We have been advised that you please note the following timeframes outlined in the regulation:
Commencement – 1 October 2018
Completion of part 1 – 29 March 2019
Completion of part 2 – 29 May 2019
Engagement of fire engineer – 27 August 2019
Completion of part 3 – 3 May 2021
Information to support the regulation is being finalised and will be available through the HPW website.
Representatives from AIBS were invited to provide feedback into the draft regulation. Whilst applauding the proactive approach the Qld Government has demonstrated with respect to the issue of non-combustible cladding, AIBS did not support the Building and Other Legislation (Cladding) Regulation in its draft form.
Concerns with the draft regulations included:

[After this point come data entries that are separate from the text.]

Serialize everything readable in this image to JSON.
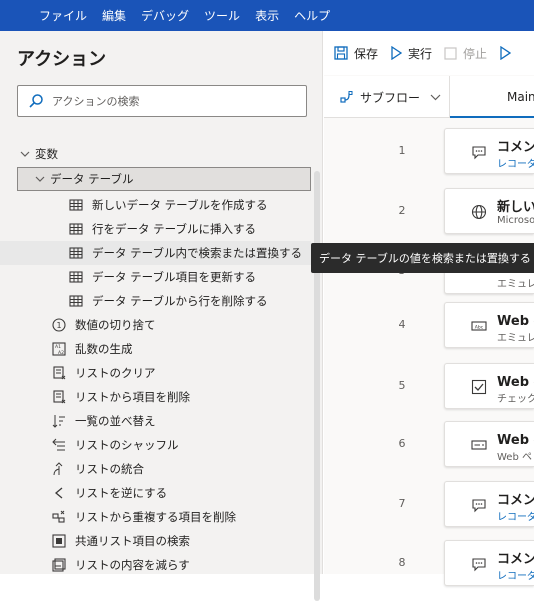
{
  "menu": [
    "ファイル",
    "編集",
    "デバッグ",
    "ツール",
    "表示",
    "ヘルプ"
  ],
  "left_panel": {
    "title": "アクション",
    "search_placeholder": "アクションの検索",
    "group_label": "変数",
    "subgroup_label": "データ テーブル",
    "table_items": [
      "新しいデータ テーブルを作成する",
      "行をデータ テーブルに挿入する",
      "データ テーブル内で検索または置換する",
      "データ テーブル項目を更新する",
      "データ テーブルから行を削除する"
    ],
    "var_items": [
      {
        "label": "数値の切り捨て",
        "icon": "number-circle-icon"
      },
      {
        "label": "乱数の生成",
        "icon": "random-icon"
      },
      {
        "label": "リストのクリア",
        "icon": "list-clear-icon"
      },
      {
        "label": "リストから項目を削除",
        "icon": "list-remove-icon"
      },
      {
        "label": "一覧の並べ替え",
        "icon": "sort-icon"
      },
      {
        "label": "リストのシャッフル",
        "icon": "shuffle-icon"
      },
      {
        "label": "リストの統合",
        "icon": "merge-icon"
      },
      {
        "label": "リストを逆にする",
        "icon": "reverse-icon"
      },
      {
        "label": "リストから重複する項目を削除",
        "icon": "dedupe-icon"
      },
      {
        "label": "共通リスト項目の検索",
        "icon": "common-items-icon"
      },
      {
        "label": "リストの内容を減らす",
        "icon": "subtract-list-icon"
      }
    ]
  },
  "toolbar": {
    "save": "保存",
    "run": "実行",
    "stop": "停止"
  },
  "tabs": {
    "subflow": "サブフロー",
    "main": "Main"
  },
  "steps": [
    {
      "num": "1",
      "title": "コメント",
      "sub": "レコーダー",
      "icon": "comment-icon",
      "link": true
    },
    {
      "num": "2",
      "title": "新しい",
      "sub": "Microso",
      "icon": "globe-icon",
      "link": false
    },
    {
      "num": "3",
      "title": "",
      "sub": "エミュレー",
      "icon": "",
      "link": false
    },
    {
      "num": "4",
      "title": "Web ペ",
      "sub": "エミュレー",
      "icon": "text-field-icon",
      "link": false
    },
    {
      "num": "5",
      "title": "Web ペ",
      "sub": "チェック",
      "icon": "checkbox-icon",
      "link": false
    },
    {
      "num": "6",
      "title": "Web ペ",
      "sub": "Web ペ",
      "icon": "form-icon",
      "link": false
    },
    {
      "num": "7",
      "title": "コメント",
      "sub": "レコーダー",
      "icon": "comment-icon",
      "link": true
    },
    {
      "num": "8",
      "title": "コメント",
      "sub": "レコーダー",
      "icon": "comment-icon",
      "link": true
    }
  ],
  "tooltip": "データ テーブルの値を検索または置換する",
  "colors": {
    "menubar": "#1a54b8",
    "accent": "#0f6cbd",
    "selection": "#e1dfdd"
  }
}
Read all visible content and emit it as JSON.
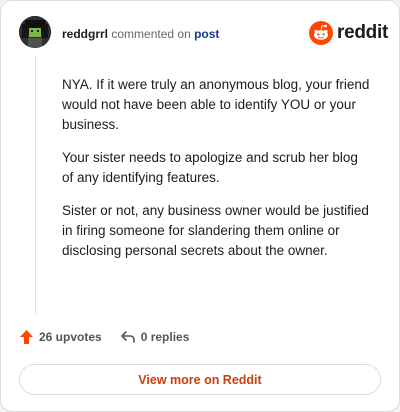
{
  "comment": {
    "username": "reddgrrl",
    "action_text": "commented on",
    "post_link": "post",
    "paragraphs": [
      "NYA. If it were truly an anonymous blog, your friend would not have been able to identify YOU or your business.",
      "Your sister needs to apologize and scrub her blog of any identifying features.",
      "Sister or not, any business owner would be justified in firing someone for slandering them online or disclosing personal secrets about the owner."
    ]
  },
  "brand": {
    "logo_text": "reddit",
    "accent_color": "#ff4500"
  },
  "actions": {
    "upvotes_label": "26 upvotes",
    "replies_label": "0 replies"
  },
  "footer": {
    "view_more_label": "View more on Reddit"
  },
  "icons": {
    "avatar": "user-avatar",
    "logo": "reddit-logo-icon",
    "upvote": "upvote-arrow-icon",
    "reply": "reply-arrow-icon"
  }
}
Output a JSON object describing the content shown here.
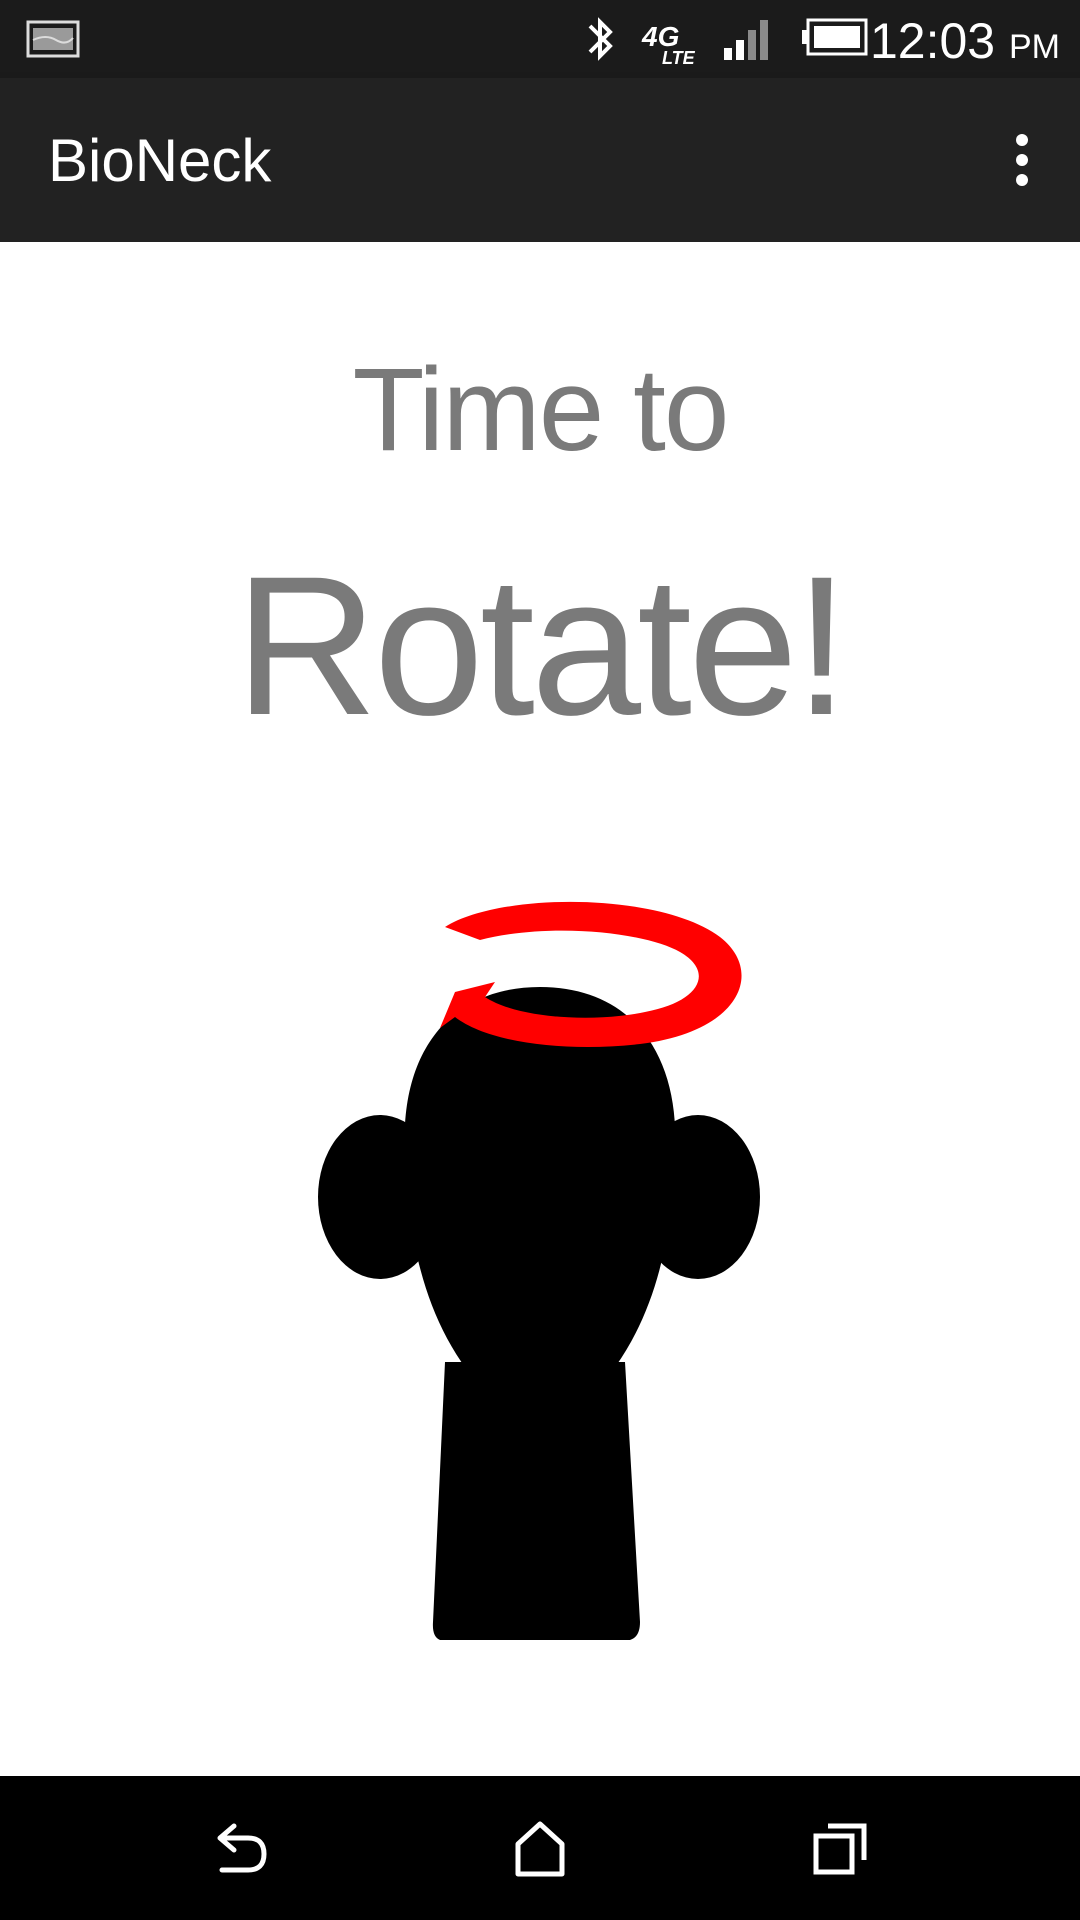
{
  "status_bar": {
    "time": "12:03",
    "ampm": "PM",
    "icons": [
      "notification-image-icon",
      "bluetooth-icon",
      "4g-lte-icon",
      "signal-icon",
      "battery-icon"
    ],
    "network_label": "4G LTE"
  },
  "app_bar": {
    "title": "BioNeck",
    "menu_icon": "overflow-menu-icon"
  },
  "main": {
    "line1": "Time to",
    "line2": "Rotate!",
    "illustration": {
      "icon": "head-rotate-icon",
      "colors": {
        "head": "#000000",
        "arrow": "#ff0000"
      }
    }
  },
  "nav_bar": {
    "buttons": [
      "back-icon",
      "home-icon",
      "recent-apps-icon"
    ]
  },
  "colors": {
    "status_bar_bg": "#1b1b1b",
    "app_bar_bg": "#222222",
    "text_gray": "#7a7a7a",
    "nav_bar_bg": "#000000"
  }
}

- AIBS can see a significant unintended consequence in identifying buildings with combustible cladding and have a risk assessment authored by a fire engineer published/affixed to the building as is proposed by the Regulations. The Regulations are silent as to what the process with respect to identified ‘at risk’ buildings is once this fire engineering risk assessment has been made. AIBS is concerned that the logical consequence of this process is that the building will be rectified based on the fire engineers report. Subsequent to this, it is not unreasonable to expect that claims for compensation will arise based on the costs of rectification, which will generally fall back to the Building Certifier who may have in all good faith approved the building in accordance with the interpretation of the code at the time of approval.
- AIBS identified issues with definitions of person included as “Building Industry Professionals” as contained within the regulations, specifically that there is no requirement to hold PI insurance for some of the professions titles listed as Building Industry Professionals. Further, even if PI insurance is not required, in the current insurance climate there will possibly be no certifiers or fire engineers available due to the propensity now to exclude cladding works from PI.
- Further, AIBS is concerned that the definition of “Building Industry Professionals” is broad and includes individuals such as structural and civil engineers who may lack the requisite knowledge in interpreting and applying the Building Code of Australia.
- AIBS strongly believes that the identification process should include Queensland Fire and Emergency Services as an advice agency. This is analogous for certain performance solutions that involve fire safety systems. The inclusion of independent third party oversight is an important consideration as the Regulations adopt a broad risk based approach to building safety. Our position is that assessment and identification of buildings where cladding is an issue should be done in a way that is transparent and repeatable. It should not be done by the building owners or the person they employ to do this work. There is too much risk of understatement of the risks and insufficient transparency. The regulations provide considerable latitude in the acceptable risk threshold for the fire engineered solution, but in relation to the information provided to date do not include an ultimate bench mark of community acceptable risk.
Whilst it was pleasing to note that some AIBS concerns with respect to the draft Regulations were considered and adopted by the Department, on balance AIBS remains of the opinion that in a number of respects the Building and Other Legislation (Cladding) Amendment Regulation 2018 lacks certainty and may create liabilities to a range of building professionals who had acted in good faith at the time of the construction of the affect buildings. For this reason AIBS did not support the introduction of the Building and Other Legislation (Cladding) Amendment Regulation 2018.
AIBS will however continue to advocate on behalf of members in relation to this and other important issues.